I own a 2011 Honda Odyssey. It needs new brakes and I don't want to get them fixed until I deal with an ongoing brake rotor issue. They warped due to overheating and we paid to have them re-machined (stupidly on their advice) and then they warped again.
Honda Odysseys and Pilots are known for shuddering and warped brakes due to undersized rotors. I have spoken with a ton of ppl at honda and everyone acknowledges its an issue and they have no intent to make it right. Not wanting to buy another Honda product, we are looking at getting after market rotors and having them install them. They recommend both slotted and drilled.

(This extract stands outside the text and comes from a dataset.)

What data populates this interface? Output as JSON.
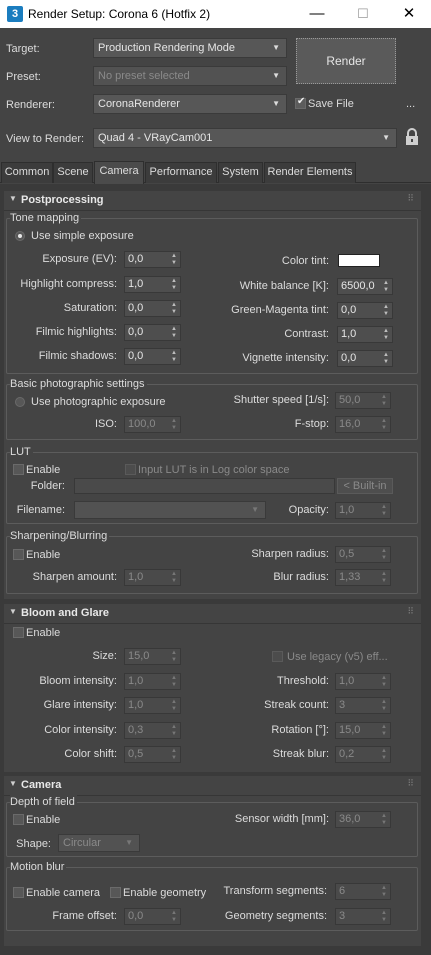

Can someone recommend a product and a good website to order from?

Thanks!
Rockauto as above. I'd pick any of their daily driver rotors (probably AC Delco, Raybestos, or Beck) and for the pads, I'd probably buy the daily driver Akebono pads (based on a small number of very satisfactory outcomes).

It never makes sense to "turn" (remachine) rotors on a street car, IMO. They're a replacement part in my book. Not only do you lose mass, but it's a lot more time and aggravation to save maybe $20. It's also harder to find shops that can turn the rotors over the counter than it used to be. There are profit-generating machines that cut the rotors on the car. You don't own one. :)

I also don't recommend slotted/drilled/dimpled/fairy-dust-sprinkled/cryogenically-treated/Pope-blessed or other modified rotors for street cars. Get a big, flat, round piece of cast iron and mount it up. Don't buy the very cheapest crap you can find, but this is not a space shuttle tolerance part.

There's a 5% discount code for Rockauto all the time. Google for one.

You replace the pads with the rotors; it's a <90 minute job per axle working at a leisurely pace unless you have a rusted PoS. It's the task I first recommend to a potential DIY mechanic. I do a few of them per year in my driveway for friends who are considering working on their own car. When they see that you can do the axle for $125 instead of the $660 they got reamed for at the dealer and see how easy it is, about 75% are convinced to do it next time.

Thanks for the advice and thanks to everyone else who has recommended a product.